We all admire great teachers and leaders – people who exemplify what is good and great in this world. However, when we put them on a pedestal for their grand deeds and wise words, we start judging them. When we praise or condemn someone we view them as either above or below us. People we elevate to sainthood are regular folks [with a dark past, personal experiences that don’t match their public image, beliefs that do not resonate with half of the population of this world] and must be viewed as such.
Gandhi coined the term “be the change you wish to see in the world”. But the real Gandhi mistreated his family. He refused to educate his sons and ordered them to abstain from sex. When his wife was stricken with pneumonia, he was told that a shot of penicillin would heal her; Gandhi refused to inject ‘alien medicine’ into her body, and she died. Two weeks later, he caught malaria and allowed doctors to save his life with quinine, an ‘alien medicine’. His personal physician used to sleep and bathe with Gandhi. When challenged, he explained how he ensured decency was not offended: “While she is bathing I keep my eyes tightly shut. I do not know … whether she bathes naked or with her underwear on. I can tell from the sound that she uses soap”.
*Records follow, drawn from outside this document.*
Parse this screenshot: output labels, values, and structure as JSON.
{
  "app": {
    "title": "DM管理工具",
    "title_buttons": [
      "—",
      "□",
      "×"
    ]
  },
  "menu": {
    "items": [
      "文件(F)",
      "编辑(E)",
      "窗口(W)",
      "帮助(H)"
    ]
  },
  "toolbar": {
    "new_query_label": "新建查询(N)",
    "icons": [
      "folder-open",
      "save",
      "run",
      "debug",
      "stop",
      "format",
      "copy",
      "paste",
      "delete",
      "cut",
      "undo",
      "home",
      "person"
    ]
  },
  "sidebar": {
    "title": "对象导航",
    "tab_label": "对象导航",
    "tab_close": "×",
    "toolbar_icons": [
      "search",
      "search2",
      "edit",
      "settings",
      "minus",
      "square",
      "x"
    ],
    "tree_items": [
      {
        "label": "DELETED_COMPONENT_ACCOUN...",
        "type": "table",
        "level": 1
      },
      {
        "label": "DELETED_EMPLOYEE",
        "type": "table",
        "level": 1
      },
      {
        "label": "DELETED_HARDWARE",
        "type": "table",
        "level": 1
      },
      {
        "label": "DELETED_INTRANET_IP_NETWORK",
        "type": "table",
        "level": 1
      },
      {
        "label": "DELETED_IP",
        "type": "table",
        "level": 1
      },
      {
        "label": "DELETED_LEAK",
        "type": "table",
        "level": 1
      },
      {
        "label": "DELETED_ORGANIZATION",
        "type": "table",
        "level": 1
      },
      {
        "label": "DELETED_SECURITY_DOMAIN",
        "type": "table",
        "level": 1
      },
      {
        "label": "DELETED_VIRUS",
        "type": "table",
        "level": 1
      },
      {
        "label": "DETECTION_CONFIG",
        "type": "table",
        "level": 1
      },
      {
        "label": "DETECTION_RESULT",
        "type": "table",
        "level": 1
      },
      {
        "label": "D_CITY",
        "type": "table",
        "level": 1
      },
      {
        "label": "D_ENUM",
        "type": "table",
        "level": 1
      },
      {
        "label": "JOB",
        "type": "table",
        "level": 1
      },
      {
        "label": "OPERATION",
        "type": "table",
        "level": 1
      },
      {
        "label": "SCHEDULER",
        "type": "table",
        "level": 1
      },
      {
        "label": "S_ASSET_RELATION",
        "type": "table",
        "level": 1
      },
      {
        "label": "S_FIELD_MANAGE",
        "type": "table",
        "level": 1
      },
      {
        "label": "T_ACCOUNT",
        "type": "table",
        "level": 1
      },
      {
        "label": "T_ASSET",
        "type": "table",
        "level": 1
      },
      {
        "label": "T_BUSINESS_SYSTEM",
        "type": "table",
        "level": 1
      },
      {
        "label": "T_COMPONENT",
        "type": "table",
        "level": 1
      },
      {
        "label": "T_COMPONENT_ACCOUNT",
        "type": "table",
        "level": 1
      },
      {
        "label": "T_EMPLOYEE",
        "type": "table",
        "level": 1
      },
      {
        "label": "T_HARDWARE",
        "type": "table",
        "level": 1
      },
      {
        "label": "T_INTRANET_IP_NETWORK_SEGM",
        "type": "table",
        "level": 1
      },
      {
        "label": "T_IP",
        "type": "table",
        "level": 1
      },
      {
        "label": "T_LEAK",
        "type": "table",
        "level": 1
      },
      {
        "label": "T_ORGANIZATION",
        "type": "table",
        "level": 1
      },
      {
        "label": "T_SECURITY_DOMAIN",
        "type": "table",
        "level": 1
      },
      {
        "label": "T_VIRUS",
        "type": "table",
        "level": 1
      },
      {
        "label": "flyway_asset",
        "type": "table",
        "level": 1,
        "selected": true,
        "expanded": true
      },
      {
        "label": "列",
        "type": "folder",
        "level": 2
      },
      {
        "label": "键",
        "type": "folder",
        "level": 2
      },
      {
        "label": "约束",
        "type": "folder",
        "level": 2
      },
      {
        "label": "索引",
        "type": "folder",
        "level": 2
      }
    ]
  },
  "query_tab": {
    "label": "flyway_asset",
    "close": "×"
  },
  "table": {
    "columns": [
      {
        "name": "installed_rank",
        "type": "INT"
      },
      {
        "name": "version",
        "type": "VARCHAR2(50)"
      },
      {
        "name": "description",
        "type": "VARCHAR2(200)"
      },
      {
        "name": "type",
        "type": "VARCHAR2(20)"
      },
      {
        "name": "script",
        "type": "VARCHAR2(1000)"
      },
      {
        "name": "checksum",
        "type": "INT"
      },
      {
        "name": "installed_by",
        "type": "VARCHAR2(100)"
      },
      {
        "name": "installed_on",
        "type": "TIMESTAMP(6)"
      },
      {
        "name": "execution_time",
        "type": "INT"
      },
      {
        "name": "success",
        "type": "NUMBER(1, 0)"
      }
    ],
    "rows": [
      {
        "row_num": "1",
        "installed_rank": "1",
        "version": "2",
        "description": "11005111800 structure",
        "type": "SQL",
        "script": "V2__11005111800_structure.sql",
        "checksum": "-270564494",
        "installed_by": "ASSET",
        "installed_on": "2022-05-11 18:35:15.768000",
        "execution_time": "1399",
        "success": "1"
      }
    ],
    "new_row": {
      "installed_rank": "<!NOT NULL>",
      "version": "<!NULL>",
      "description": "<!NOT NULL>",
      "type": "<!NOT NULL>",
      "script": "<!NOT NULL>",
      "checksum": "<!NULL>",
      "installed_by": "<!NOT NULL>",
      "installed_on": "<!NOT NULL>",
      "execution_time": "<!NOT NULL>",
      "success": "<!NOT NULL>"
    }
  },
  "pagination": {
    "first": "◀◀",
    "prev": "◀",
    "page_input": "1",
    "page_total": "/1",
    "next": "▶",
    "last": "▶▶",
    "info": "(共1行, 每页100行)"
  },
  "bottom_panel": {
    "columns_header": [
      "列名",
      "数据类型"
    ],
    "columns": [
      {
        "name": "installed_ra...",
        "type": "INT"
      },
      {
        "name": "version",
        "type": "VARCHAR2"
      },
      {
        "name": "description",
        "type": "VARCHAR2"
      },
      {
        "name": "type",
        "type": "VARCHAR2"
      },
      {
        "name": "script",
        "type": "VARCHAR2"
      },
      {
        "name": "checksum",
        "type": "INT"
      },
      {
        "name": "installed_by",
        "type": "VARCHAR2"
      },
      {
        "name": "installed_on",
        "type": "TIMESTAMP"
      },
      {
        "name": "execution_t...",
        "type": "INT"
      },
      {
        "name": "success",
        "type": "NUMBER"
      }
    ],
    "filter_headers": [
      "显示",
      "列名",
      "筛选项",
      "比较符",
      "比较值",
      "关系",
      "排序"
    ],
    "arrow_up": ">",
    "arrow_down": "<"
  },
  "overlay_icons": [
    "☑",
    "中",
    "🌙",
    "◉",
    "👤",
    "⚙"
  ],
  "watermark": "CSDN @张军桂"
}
Malcolm X, a human rights activist and a courageous advocate for the rights of blacks, was a reformed criminal who at 18 engaged in drug dealing, gambling, racketeering, robbery, and pimping. He also occasionally had sex with other men, usually for money.
All great people, our heroes, are made of flesh and blood and are therefore flawed. But it doesn’t change the fact that they were revolutionaries ready to die for their beliefs, had immensely large hearts, and were responsible for some of the greatest deeds that changed the world for the better.
In Messiah Complex (those who suffer from the Messiah Complex believe ‘they are, or destined to become, a saviour’), Russell Brand comically explores the lives of his four heroes – Mahatma Gandhi, Che Guevara, Malcolm X and Jesus – that currently have saint-like status. A must-watch: